As Optimizely X is effectively an entirely new product offering, you will need to redo your integrations. The process to setup integrations is similar to the one in place on Classic so shouldn’t prove too much trouble. Optimizely also provides great supporting docs for common integrations with Optimizely X.
One of the most common integrations we come across is between Optimizely and Google Analytics Universal. If you have this integration setup in Classic and are upgrading to Optimizely X than you can expect the new integration to be even simpler to complete. With Optimizely X the Optimizely and Google Analytics snippets can be placed on your pages in any order, and you no longer need to add an activateUniversalAnalytics API call to your pages. You’ll need to enable the Google Analytics Universal Analytics integration from within your Implementation menu (much the same as for Classic) and assign a Google Analytics Custom Dimension to receive experiment data – and that’s it!
At this point Optimizely X does not have as many Optimizely nor partner built integrations available as Classic, so integrating some tools that you’ve traditionally used alongside Optimizely may be challenging and is something you’ll want to consider before making the switch.
Do my goals and audiences migrate over from Classic or do I need to re-create them?
Generally you won’t need to recreate Audiences as these are shared between Optimizely X and Classic and vice versa. The only time you would need to recreate an Audience when upgrading is if your Classic Audience contains custom tags. This Audience type has been deprecated in Optimizely X, as the new pages feature replaces this functionality. Also, Optimizely X Audiences that use Visitor Behavior will not work in Classic as this is a new feature available only through Optimizely X Web Personalization.
However, you will need to re-create goals when transitioning to Optimizely X. Goals have been upgraded to events which are more powerful and can be used across multiple campaigns.
If you want to migrate all of your Custom Events from Classic to X then you can contact the Optimizely Customer Support team who can help you do this programmatically.
Will I retain my archived experiments in Classic if I completely switch over to X?
Yes! They won’t be going anywhere so you can always look back into Classic to view your archived experiments and relive the good old days.
Will I be able to copy and paste my campaigns from Classic into X?
Optimizely X vs. Classic: No Contest!

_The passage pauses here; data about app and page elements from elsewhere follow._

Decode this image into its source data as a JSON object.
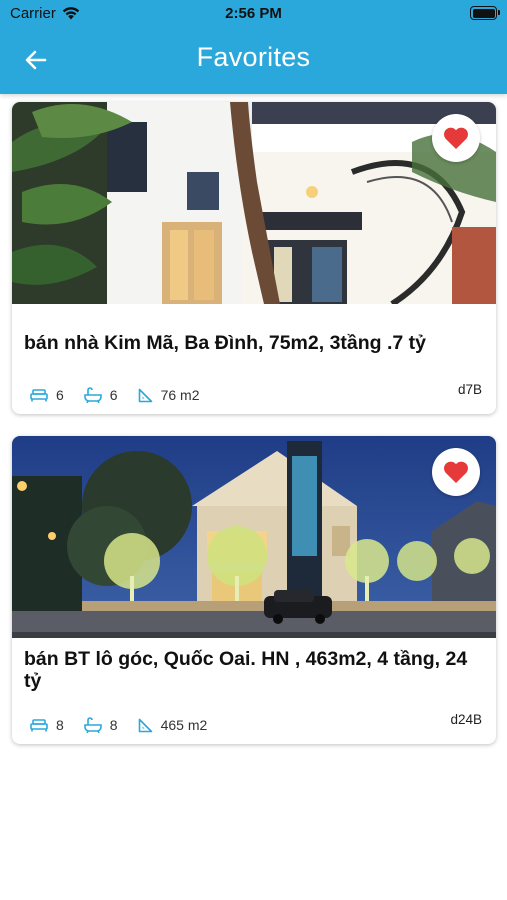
{
  "status_bar": {
    "carrier": "Carrier",
    "time": "2:56 PM"
  },
  "header": {
    "title": "Favorites",
    "back_icon": "arrow-left-icon"
  },
  "colors": {
    "header_bg": "#2ba8db",
    "favorite_heart": "#e5393a",
    "stat_icon": "#2ba8db"
  },
  "listings": [
    {
      "title": "bán nhà Kim Mã, Ba Đình, 75m2, 3tầng .7 tỷ",
      "bedrooms": "6",
      "bathrooms": "6",
      "area": "76 m2",
      "code": "d7B",
      "favorited": true
    },
    {
      "title": "bán BT lô góc, Quốc Oai. HN , 463m2, 4 tầng, 24 tỷ",
      "bedrooms": "8",
      "bathrooms": "8",
      "area": "465 m2",
      "code": "d24B",
      "favorited": true
    }
  ]
}
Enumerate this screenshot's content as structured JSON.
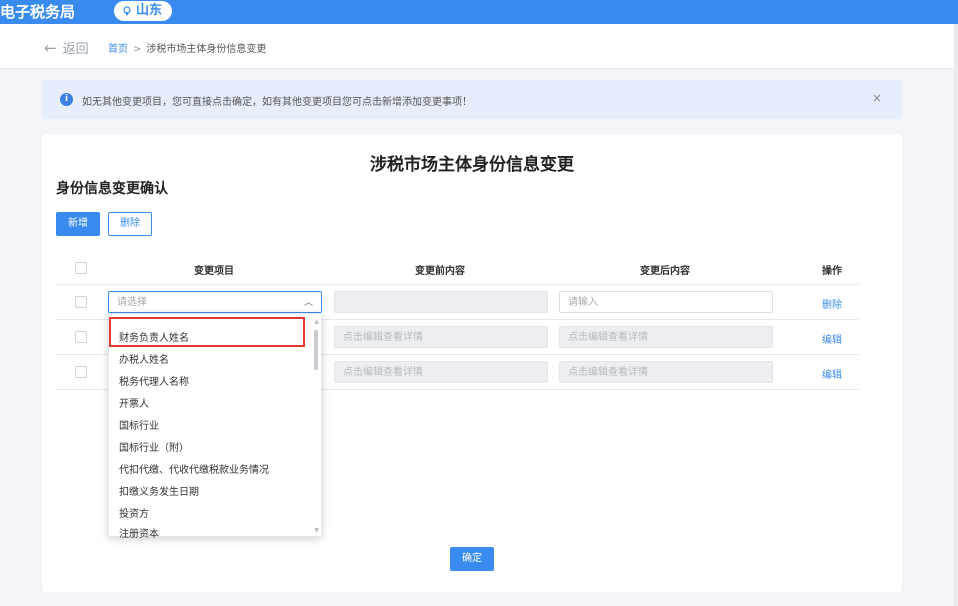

Hopefully this has helped you compare products, understand some of the improvements Optimizely X has made over Classic, and learn how it could help you and your testing program.
Make the switch!